Welcome to the best worst time of your life
Welcome to the longest four days of your life. I arrived at Bonnaroo on the second official day with no expectations. Would this be like the original Woodstock of 1969? You know, peace and love complete with hippies making babies in the mud, open-minded experimentation and the greatest music of all time? Now that was something I couldn’t wait to be a part of.
“It’s the best worst time of your life,” friend and political science major Louis Valenti told me before hitting the road. This would be his second Bonnaroo, and like a war-hardened veteran, there was a calculated coolness behind his eyes. Before the event, the phrase “the best worst time of your life” did not mean a thing to me. So, using my own experience gained at this year’s Bonnaroo as an example, here are some tips on how to navigate the insanity of the concert festival next year.
1. Give yourself plenty of time to get there.
Make sure to keep your travel time in mind when requesting off from work. Know your endurance, never pull an all-nighter and be prepared for the unexpected. In my case, what should have been a nine-hour trip took 13 because of two separate wrecks along I-75, both of which required hour-long detours. Great start.
2. Avoid the big crowds, if possible.
I arrived on the festival’s second day to a sparse line and chipper young adults in yellow staff shirts. I missed the crowd, but if I didn’t already have friends inside, my campsite would have been very far away from the concert grounds. Life is full of tradeoffs. Know who you want to see and when they are playing and plan accordingly. Check to see if the event you’re going to has a Web site. By driving up Friday morning, I missed out on the 10 – 20-mile line to get in, but if you want to sit close, come early. Being stuck standing behind 90,000 people takes something away from the show.
3. Careful navigation is the way to go. The camping section of the 700-acre property was very organized, with wide rows complete with labeled street signs and even anchored, numbered balloons for reference points. But any time over 90,000 people gather in a relatively small area, chaos is inevitable. Drive slowly. Do not hit your fellow music lovers. Have patience and know that within 12-24 hours it could be you staggering into the 40-person mob and waiting oh-so-patiently to use the Port-a-Potties.
4. Prepare to sweat.
Your tent becomes an oven at sun up, so don’t expect much sleep.
Temperatures surpassed 90 degrees every day, and don’t let that “it’s a dry heat” business fool you. Expect it to be hot. Go ahead, complain about it a little; believe me, we all had our turns. Find some shade and make sure to drink plenty of water. Use the morning hours before shows start to conserve your energy and prepare yourself both mentally and physically. Like lions exhausted after a hunt, we huddled together under our tarp and panted. We talked. We drank. We listened to music. But mostly, we remained as still as possible.
5. Watch your own back.
The yellow shirts performed superficial pat-downs, but the message was clear: “If you don’t want us to take anything, don’t be obvious.” The staff and the few – but noticeable – mounted police were simply there to keep the peace.
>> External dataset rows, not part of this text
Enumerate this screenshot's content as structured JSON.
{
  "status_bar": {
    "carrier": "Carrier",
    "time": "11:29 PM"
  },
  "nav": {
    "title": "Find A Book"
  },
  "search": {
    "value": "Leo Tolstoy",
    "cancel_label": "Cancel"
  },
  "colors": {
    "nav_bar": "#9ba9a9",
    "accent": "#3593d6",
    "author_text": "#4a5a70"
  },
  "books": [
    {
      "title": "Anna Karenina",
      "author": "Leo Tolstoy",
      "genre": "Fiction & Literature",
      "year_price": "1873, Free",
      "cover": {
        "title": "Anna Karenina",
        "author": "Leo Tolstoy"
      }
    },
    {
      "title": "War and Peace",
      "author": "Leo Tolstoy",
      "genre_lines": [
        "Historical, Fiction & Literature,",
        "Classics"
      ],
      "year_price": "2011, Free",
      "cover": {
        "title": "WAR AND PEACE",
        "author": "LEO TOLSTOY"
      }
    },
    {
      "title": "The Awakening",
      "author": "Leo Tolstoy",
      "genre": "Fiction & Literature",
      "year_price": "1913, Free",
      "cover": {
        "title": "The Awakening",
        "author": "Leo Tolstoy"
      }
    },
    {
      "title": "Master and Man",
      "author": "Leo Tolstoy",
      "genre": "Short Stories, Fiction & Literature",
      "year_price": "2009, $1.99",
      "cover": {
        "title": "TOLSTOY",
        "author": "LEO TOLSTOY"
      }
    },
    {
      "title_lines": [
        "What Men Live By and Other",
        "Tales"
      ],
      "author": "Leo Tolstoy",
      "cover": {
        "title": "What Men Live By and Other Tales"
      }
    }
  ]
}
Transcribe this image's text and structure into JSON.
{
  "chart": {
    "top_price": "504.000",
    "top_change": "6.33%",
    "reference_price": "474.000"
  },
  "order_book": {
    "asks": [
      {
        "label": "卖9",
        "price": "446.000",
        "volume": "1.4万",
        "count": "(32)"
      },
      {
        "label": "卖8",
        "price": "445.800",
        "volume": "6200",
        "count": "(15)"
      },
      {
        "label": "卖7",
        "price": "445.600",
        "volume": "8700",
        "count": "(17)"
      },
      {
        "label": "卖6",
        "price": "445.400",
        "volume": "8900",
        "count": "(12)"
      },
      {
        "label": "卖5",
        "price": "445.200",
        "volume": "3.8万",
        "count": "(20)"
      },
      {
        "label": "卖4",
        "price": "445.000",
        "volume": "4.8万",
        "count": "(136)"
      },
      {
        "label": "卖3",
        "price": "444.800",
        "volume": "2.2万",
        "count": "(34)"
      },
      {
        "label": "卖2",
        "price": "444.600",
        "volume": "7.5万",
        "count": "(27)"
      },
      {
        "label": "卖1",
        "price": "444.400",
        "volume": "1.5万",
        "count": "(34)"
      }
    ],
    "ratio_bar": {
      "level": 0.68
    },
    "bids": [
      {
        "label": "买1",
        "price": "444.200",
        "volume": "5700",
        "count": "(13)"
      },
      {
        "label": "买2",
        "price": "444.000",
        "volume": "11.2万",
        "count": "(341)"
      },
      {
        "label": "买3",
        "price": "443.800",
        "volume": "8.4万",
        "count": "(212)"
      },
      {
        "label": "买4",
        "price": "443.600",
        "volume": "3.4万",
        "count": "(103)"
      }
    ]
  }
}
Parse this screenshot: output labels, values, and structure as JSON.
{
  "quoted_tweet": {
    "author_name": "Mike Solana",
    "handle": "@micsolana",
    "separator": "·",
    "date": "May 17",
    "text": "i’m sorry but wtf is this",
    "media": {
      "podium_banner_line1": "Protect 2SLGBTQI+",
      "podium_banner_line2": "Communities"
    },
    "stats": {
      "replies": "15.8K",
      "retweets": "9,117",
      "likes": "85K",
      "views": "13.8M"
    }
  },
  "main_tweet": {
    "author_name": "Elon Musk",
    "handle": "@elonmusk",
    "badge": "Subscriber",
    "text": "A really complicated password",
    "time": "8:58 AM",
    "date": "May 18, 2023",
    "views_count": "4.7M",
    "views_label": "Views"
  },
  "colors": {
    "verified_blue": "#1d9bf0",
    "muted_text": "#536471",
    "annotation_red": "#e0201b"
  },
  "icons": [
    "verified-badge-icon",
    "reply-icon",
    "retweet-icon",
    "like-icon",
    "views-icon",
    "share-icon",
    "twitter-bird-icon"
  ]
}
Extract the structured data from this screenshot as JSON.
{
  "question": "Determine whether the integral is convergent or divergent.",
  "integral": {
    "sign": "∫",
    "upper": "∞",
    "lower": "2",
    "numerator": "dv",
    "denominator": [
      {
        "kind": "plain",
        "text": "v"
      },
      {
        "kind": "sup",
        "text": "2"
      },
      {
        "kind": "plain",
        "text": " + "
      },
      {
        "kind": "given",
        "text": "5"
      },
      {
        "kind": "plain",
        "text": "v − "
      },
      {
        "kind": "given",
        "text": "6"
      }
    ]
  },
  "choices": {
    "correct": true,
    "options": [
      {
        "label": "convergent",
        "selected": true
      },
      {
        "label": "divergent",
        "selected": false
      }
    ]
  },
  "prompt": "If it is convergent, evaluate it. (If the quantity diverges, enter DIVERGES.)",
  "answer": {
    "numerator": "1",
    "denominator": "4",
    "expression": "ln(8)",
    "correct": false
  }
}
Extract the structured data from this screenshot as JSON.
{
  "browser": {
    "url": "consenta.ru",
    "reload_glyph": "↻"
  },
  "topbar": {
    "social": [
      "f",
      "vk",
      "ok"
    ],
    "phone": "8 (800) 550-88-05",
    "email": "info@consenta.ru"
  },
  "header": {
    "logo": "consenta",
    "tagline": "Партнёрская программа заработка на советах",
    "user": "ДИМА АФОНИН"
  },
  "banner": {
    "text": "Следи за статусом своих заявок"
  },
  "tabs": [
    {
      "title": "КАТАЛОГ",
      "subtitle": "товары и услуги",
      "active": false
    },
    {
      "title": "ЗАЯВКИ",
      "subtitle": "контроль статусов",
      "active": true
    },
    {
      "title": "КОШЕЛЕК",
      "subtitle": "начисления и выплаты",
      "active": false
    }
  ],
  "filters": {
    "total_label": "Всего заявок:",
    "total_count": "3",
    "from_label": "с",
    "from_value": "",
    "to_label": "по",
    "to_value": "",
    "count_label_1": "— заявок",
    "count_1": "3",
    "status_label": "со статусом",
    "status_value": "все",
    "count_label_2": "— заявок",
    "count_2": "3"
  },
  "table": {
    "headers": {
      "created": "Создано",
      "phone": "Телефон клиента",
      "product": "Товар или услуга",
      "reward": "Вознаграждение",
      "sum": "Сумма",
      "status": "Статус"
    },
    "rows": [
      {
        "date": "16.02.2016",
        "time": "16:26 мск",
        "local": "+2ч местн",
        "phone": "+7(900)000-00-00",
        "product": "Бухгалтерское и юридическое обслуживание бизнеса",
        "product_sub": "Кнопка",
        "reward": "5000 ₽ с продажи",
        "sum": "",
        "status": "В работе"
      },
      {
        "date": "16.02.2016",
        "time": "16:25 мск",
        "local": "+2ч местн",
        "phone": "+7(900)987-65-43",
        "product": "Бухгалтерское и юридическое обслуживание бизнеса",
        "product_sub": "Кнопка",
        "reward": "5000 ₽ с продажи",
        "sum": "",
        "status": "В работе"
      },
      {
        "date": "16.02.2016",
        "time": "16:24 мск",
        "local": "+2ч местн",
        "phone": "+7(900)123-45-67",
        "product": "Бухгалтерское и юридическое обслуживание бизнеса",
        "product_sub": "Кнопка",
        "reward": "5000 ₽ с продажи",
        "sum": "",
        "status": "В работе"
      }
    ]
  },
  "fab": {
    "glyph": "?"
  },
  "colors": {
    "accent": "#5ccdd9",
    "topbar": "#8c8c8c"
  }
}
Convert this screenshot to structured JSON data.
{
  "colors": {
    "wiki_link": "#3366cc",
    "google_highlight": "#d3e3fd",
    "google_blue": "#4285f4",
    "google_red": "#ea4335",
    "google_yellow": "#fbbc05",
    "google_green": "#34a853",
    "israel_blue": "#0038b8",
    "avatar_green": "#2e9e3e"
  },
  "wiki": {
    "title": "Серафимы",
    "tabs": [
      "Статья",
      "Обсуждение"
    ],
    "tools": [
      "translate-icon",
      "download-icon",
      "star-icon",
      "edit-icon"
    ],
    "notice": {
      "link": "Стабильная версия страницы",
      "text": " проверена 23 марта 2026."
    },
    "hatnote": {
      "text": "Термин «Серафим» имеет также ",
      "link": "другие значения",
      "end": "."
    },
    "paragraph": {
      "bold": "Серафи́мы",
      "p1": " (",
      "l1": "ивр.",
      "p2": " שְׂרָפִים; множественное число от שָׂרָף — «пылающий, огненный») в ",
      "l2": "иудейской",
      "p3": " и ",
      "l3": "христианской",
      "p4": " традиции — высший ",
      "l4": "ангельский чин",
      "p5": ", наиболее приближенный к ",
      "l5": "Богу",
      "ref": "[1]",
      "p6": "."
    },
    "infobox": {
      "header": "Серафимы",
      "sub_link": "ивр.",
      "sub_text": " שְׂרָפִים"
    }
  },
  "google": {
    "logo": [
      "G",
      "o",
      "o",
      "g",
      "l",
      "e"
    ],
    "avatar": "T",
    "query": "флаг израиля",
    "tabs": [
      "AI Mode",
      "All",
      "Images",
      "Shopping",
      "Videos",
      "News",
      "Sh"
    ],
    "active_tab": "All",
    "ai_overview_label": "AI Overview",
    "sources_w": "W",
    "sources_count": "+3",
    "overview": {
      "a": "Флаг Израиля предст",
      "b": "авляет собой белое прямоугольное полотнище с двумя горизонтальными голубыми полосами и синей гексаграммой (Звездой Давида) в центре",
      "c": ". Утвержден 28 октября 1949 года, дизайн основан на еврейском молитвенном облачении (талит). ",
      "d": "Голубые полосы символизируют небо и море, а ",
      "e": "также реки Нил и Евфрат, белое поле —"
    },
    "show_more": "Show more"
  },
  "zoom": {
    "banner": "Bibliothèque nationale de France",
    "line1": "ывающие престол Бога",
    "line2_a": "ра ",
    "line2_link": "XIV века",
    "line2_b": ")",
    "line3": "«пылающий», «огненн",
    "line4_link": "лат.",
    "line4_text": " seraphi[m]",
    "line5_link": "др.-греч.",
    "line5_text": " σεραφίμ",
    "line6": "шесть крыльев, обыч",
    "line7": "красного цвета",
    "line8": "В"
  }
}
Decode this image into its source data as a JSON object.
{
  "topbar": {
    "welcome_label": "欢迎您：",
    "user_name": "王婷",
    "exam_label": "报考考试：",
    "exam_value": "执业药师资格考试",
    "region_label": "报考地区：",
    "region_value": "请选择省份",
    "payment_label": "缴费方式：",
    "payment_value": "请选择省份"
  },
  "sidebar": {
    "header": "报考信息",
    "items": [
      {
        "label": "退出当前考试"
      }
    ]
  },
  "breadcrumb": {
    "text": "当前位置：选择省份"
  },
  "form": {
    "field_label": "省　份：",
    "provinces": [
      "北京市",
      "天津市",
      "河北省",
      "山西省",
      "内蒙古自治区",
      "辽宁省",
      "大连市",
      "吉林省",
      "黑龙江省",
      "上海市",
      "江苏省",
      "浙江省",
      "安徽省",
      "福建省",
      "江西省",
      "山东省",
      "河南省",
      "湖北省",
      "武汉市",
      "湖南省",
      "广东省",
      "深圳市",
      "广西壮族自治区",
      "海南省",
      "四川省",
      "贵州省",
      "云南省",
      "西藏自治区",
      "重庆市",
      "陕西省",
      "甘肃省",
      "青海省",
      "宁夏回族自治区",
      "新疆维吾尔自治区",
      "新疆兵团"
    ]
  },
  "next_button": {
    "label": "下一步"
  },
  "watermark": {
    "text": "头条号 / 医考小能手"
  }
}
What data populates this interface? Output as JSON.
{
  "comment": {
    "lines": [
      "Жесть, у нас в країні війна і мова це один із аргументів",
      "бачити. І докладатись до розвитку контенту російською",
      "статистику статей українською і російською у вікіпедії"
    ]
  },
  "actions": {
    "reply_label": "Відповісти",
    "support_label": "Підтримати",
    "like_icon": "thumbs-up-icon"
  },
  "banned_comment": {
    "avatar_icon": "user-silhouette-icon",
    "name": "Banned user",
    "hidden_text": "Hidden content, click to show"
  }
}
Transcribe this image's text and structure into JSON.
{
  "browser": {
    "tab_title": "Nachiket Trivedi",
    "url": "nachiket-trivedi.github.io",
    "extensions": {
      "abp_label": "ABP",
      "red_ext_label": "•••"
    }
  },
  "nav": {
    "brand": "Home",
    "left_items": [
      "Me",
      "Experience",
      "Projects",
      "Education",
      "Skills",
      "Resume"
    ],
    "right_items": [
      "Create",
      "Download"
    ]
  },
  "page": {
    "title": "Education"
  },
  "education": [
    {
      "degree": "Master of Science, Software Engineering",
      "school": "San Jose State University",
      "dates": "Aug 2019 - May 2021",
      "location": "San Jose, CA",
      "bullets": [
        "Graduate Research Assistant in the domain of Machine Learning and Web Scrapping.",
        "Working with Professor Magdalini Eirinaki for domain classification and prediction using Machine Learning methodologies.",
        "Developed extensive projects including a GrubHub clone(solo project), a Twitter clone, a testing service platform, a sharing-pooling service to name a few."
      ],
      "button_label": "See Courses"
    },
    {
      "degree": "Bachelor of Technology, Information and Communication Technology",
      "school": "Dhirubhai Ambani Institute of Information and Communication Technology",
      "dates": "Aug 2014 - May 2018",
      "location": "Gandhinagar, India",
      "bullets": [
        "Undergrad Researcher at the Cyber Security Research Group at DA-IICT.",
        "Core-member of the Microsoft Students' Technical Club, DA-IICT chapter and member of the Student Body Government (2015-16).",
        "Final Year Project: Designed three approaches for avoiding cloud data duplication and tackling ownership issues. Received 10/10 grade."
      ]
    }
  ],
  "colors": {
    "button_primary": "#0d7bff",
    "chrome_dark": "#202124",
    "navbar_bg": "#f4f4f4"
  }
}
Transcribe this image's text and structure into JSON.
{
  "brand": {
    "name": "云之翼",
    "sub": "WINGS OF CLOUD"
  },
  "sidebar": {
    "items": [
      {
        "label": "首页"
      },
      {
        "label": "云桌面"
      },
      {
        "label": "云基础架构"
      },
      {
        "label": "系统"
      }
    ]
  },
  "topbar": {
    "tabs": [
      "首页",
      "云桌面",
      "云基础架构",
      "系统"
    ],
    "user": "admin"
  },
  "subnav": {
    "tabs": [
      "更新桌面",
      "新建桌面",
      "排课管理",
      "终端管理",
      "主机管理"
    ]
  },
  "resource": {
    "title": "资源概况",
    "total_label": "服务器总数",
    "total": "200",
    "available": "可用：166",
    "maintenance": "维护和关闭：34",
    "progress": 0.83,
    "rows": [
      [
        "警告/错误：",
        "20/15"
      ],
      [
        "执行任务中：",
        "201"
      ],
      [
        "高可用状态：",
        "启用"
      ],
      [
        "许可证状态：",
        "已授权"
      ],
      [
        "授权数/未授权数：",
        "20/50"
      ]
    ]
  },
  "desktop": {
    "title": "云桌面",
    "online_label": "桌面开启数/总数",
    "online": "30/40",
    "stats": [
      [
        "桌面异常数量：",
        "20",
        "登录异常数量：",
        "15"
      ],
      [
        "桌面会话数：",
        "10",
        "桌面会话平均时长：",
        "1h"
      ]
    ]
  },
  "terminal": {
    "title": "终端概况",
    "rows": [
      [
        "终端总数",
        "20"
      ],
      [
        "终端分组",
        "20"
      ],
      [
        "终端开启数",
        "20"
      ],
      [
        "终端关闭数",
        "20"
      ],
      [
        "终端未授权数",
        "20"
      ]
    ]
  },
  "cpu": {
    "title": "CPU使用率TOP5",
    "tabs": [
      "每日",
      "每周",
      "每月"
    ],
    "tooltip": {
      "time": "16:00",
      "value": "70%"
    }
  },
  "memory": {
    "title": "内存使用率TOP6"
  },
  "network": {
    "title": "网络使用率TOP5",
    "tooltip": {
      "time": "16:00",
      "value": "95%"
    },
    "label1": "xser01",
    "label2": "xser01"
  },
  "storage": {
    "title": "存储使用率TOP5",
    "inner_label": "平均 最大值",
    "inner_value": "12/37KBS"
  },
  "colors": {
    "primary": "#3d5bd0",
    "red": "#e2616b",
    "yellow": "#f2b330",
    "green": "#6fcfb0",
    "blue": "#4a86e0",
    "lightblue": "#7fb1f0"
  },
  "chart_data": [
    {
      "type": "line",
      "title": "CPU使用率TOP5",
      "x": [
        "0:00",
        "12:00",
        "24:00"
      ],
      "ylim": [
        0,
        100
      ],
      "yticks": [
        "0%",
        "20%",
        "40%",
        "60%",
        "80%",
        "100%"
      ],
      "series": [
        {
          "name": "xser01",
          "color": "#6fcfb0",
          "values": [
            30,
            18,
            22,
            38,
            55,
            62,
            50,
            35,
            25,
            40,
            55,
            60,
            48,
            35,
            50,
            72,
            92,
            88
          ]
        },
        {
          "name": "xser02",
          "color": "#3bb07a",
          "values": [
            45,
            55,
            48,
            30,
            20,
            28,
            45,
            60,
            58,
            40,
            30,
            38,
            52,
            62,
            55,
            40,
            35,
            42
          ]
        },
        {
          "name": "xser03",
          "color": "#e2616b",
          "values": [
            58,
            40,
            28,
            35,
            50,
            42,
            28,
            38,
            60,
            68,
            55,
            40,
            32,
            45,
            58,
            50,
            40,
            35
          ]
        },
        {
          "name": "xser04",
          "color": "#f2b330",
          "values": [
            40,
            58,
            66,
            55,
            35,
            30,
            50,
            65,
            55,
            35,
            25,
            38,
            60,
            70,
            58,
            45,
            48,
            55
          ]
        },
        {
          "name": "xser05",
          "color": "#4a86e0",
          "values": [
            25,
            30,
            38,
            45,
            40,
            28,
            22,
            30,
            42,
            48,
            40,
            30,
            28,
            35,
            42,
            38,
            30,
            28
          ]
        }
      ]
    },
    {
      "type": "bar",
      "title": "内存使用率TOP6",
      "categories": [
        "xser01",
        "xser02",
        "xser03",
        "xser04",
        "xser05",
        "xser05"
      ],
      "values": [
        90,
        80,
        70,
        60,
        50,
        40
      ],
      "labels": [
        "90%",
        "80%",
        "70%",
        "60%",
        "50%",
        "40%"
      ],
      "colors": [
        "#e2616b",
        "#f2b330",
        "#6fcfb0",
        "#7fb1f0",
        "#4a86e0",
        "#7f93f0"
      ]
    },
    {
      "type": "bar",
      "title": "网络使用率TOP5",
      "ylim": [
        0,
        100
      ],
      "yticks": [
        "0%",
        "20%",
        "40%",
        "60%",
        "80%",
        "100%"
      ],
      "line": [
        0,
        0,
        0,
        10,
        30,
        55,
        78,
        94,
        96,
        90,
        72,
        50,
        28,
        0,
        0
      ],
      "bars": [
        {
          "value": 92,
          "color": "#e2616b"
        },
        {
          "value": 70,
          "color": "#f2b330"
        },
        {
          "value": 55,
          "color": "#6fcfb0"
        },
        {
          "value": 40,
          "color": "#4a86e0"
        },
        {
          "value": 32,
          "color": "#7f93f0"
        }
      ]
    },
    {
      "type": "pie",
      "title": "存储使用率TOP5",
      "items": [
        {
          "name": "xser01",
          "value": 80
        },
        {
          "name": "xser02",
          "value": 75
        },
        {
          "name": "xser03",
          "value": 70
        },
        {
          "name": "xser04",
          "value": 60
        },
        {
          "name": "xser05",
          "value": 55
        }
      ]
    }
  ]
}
Experimentation is a part of life, especially at an event like this one, but the key is to be responsible. If you choose to indulge, do your research. Have an idea how your body will react and stay around people you know and trust. And stay hydrated. As a general rule, consume as much as water as you do beer. A lot of complications can arise with heat exhaustion.
6. Don’t be too frugal; enjoy yourself!
The event grounds had multiple stages, food and drink vendors, a tent to charge your phone, an air-conditioned tent to watch TV, a movie theater and a Ferris wheel. Imagine a medieval fair with hippies instead of knights. There were lots of interesting ways to spend more money than I originally intended, so be aware. And even though it’s best to bring as much of your own food as possible, allow yourself to indulge a bit. Despite the sometimes-harsh reality of a concert festival, don’t let this deter you from attending one. Although we were hot and dirty from the moment we got there, everyone was in high spirits. We all wanted the same thing: to see great music and have the time of our lives. Once we crossed the threshold into the dustbowl, the dust descended like an iron curtain and the real world faded away. For those three days, my life was consumed with staying cool and losing myself in some amazing music. Despite the hardships I faced, it was quite simply the best worst time of my life.